I read with interest the letter from the professors at Faro university in last week’s edition and agree with some of what they say. I also read the article on this newspaper’s website quoting a journalist from Expresso newspaper who, although vaccinated himself, refuses to have his young children vaccinated, and I agree with him.

But what I do not agree with is adults who, either for ideological reasons or simply due to fear of something unknown, are still refusing the vaccine.

The professors in the aforementioned letter say that the vaccines are ineffective, and this is simply not true. The facts show that hospitalisation rates and deaths as a percentage of infections are now a fraction of what they were when infections last peaked before the vaccines were available.

It is proven beyond doubt that the vaccines dramatically reduce the risk of an infected person becoming seriously ill.

I have so far managed to avoid infection myself, but I have lost count of the number of friends who have caught Covid. Nearly all of those who caught it before being vaccinated became seriously ill, some ending up in hospital, one sadly dying.

But not one of my friends who caught it after being vaccinated became ill enough to even think about going to hospital. Most just had a couple of days of bad cold symptoms.

When the vaccine became available to me, I weighed up the odds. Yes, of course there was a risk, but then I take a risk every time I drive my car.
Having seen the economy decimated by the virus, my main concern was, and still is, to get life back to normal and by getting vaccinated, I felt that I was doing my bit.

But as for vaccinating kids, I agree with the journalist from Expresso.
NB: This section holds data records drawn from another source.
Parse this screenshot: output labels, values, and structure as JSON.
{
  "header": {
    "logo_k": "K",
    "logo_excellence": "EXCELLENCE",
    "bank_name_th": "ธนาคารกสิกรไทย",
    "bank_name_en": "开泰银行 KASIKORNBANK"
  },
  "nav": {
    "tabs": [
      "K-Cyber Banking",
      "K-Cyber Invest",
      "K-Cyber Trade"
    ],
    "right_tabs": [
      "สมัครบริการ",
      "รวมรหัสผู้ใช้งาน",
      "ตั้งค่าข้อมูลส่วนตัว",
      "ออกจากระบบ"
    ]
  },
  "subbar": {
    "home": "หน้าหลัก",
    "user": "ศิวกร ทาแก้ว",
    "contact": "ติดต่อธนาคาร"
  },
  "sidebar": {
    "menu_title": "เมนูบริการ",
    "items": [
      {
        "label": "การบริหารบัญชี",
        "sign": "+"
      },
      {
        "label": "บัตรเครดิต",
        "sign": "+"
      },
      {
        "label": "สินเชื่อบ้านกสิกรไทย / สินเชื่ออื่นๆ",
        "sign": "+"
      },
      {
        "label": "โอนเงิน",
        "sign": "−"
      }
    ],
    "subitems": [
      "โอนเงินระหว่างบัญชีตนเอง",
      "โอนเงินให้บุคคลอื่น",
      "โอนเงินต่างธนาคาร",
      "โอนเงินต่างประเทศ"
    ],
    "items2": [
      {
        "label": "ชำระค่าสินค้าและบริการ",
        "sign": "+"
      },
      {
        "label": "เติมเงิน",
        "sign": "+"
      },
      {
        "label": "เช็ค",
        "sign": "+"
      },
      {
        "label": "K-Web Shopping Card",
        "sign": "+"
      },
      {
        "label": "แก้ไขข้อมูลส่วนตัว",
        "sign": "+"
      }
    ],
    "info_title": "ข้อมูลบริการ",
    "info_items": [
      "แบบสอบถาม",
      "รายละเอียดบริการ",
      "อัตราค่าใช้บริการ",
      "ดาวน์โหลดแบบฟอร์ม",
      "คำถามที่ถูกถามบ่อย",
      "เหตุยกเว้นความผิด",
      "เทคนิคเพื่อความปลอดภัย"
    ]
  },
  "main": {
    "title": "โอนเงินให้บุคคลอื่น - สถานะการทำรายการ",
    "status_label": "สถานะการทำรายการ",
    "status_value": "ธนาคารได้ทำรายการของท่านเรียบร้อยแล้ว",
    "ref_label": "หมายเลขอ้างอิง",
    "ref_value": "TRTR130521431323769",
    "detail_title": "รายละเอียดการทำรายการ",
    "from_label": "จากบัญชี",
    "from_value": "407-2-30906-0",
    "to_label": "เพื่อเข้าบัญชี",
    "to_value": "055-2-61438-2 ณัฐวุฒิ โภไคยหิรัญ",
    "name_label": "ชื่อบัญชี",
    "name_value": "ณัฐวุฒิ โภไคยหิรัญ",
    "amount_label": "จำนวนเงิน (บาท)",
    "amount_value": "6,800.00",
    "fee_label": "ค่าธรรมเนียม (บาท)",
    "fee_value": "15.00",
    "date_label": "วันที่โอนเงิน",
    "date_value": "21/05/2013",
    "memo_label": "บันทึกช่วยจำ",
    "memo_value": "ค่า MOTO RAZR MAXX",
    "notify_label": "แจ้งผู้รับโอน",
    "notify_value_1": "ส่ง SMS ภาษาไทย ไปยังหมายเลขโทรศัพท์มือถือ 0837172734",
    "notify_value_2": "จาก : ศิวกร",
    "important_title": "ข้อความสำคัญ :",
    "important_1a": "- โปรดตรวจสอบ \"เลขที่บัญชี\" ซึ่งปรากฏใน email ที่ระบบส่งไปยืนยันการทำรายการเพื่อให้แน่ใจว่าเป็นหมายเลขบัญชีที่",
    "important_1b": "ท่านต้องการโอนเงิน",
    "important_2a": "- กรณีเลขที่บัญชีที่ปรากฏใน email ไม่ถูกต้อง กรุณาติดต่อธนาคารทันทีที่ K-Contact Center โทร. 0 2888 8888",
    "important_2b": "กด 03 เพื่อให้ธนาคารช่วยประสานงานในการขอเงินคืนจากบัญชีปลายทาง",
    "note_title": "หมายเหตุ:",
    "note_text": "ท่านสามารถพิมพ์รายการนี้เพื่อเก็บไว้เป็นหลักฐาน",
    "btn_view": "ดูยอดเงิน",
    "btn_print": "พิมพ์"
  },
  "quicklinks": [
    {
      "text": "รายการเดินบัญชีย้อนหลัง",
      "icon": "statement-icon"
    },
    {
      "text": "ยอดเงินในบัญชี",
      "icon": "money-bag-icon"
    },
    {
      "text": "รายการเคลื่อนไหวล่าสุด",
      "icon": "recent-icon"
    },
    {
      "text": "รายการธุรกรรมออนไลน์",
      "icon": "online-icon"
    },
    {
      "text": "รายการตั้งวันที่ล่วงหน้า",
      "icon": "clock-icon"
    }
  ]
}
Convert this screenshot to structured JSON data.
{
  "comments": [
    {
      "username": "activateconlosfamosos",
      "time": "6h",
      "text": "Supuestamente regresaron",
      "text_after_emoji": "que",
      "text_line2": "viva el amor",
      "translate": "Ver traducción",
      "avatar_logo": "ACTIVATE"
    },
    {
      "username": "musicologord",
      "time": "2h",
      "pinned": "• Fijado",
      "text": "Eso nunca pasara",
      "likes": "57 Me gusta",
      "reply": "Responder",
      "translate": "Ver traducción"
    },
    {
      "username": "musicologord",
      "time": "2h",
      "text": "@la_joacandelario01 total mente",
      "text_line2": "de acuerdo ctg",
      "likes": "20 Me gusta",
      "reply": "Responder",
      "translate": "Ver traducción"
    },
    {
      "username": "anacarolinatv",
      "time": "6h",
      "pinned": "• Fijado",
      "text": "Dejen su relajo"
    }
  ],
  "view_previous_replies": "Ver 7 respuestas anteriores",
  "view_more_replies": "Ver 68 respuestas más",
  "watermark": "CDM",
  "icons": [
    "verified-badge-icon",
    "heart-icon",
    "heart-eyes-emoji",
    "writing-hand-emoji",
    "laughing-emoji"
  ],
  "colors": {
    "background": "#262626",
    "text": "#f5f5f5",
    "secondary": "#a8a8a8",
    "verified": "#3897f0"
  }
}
My own kids are all grown up but if I had young kids, even teenagers, I would not want them vaccinated. It is now pretty much proven that the vaccines are well tolerated by most adults, but to try it out on youngsters makes no sense to me. After all, very few kids suffer serious symptoms from the virus and the vaccination will not stop them from catching it or spreading it, so what is to be gained?

But when it comes to adults who are refusing the vaccine, as I see it, they are holding up the recovery of the economy. If they get infected, chances are they will become seriously ill and this puts more strain on the health services.

Perhaps it is time they take a long hard look at the facts; maybe they can look at those of us who took the vaccine already as guinea pigs. None of us have turned green or grown tails, and there is no doubt that we have a level of protection that they don’t.

B. Perkins
By email